Problem requirements:
Pick out each line in these entries that contains the string "this".

Material shown:
......

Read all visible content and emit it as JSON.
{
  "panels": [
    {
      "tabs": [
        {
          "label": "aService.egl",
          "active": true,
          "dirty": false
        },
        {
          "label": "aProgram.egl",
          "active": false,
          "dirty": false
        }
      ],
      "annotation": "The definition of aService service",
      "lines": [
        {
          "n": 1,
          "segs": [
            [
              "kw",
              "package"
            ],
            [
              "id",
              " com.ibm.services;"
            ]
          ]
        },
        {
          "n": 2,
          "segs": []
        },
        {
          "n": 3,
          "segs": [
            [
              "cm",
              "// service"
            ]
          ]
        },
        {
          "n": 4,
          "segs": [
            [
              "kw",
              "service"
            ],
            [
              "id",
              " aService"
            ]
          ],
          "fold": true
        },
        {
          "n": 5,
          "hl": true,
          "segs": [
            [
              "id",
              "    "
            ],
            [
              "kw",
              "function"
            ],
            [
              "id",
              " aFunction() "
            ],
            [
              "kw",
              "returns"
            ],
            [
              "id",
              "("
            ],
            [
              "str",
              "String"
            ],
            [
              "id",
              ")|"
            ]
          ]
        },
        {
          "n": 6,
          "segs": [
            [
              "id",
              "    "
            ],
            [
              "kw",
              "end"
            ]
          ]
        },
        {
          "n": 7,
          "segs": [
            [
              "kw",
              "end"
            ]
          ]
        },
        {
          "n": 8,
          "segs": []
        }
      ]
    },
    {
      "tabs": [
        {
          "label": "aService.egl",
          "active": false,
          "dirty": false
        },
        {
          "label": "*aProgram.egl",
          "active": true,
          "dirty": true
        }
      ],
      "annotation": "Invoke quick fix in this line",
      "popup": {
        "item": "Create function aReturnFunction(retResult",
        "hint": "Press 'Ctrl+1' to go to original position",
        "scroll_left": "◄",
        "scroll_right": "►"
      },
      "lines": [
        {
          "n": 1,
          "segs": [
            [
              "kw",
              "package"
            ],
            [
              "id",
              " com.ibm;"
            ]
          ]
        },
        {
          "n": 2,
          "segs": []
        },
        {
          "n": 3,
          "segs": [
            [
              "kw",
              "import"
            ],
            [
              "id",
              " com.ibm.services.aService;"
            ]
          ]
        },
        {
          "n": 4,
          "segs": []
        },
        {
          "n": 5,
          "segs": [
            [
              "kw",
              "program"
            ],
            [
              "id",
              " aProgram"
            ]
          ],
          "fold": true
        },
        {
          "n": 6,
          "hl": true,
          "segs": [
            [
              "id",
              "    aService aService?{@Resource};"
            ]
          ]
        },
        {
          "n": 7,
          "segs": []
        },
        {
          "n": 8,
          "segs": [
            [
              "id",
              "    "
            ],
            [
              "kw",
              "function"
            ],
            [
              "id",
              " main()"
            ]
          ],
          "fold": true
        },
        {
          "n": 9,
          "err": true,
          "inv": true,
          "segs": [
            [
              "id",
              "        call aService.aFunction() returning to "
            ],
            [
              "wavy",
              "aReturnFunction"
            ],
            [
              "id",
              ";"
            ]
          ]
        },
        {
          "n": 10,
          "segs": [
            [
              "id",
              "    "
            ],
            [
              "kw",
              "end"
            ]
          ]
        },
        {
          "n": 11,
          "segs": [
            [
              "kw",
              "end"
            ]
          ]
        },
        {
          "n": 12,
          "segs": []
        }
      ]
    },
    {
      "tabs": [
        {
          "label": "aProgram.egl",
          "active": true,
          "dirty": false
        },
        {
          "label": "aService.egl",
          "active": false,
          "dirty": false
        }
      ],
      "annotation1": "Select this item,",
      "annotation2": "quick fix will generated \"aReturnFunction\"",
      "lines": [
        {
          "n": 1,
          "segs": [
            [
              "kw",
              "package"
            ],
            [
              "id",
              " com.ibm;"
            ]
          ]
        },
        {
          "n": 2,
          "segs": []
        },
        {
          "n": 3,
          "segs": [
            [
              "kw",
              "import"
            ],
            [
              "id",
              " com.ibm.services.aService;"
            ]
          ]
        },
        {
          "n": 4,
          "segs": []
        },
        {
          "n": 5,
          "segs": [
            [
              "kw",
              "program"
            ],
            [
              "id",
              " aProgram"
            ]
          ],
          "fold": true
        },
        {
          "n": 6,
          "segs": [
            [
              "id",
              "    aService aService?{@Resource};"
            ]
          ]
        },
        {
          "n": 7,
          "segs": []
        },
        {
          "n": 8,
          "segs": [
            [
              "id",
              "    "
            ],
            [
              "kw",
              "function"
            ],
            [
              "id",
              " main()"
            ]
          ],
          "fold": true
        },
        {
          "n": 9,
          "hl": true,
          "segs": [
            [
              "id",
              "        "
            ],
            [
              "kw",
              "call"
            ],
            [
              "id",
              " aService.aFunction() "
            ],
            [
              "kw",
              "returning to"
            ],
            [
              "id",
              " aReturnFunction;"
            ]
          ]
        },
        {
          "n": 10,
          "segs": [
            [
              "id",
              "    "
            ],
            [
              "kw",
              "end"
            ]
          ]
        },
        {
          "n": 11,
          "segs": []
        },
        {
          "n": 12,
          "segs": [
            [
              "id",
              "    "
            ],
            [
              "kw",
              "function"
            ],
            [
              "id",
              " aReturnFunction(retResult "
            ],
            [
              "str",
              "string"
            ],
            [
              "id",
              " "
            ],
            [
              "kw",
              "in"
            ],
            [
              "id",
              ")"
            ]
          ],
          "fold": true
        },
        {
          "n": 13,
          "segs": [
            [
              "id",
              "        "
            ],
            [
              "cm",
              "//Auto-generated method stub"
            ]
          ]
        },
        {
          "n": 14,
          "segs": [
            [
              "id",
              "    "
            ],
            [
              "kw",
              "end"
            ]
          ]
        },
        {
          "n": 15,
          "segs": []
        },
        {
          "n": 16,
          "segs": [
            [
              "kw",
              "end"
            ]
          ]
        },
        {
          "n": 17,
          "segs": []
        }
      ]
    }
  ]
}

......

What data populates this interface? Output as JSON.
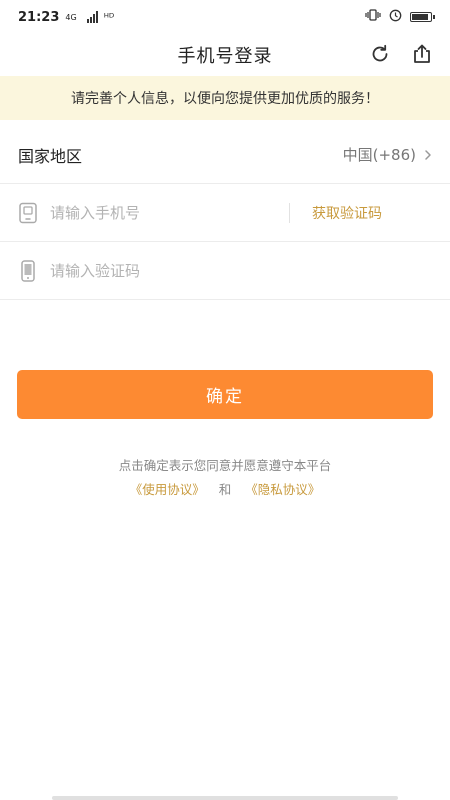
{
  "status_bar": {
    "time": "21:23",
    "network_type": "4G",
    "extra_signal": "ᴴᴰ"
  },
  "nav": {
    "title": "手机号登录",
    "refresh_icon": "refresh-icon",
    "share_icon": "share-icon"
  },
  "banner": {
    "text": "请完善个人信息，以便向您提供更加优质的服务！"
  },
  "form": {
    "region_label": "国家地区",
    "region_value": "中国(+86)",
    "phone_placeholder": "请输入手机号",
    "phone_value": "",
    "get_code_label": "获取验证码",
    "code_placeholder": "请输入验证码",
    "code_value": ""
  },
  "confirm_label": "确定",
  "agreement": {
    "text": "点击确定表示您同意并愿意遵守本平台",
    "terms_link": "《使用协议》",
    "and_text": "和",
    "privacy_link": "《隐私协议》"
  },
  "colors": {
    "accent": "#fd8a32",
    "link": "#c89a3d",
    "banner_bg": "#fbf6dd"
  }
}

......

Result:
      "annotation": "Invoke quick fix in this line",
      "annotation1": "Select this item,",
What data populates this interface? Output as JSON.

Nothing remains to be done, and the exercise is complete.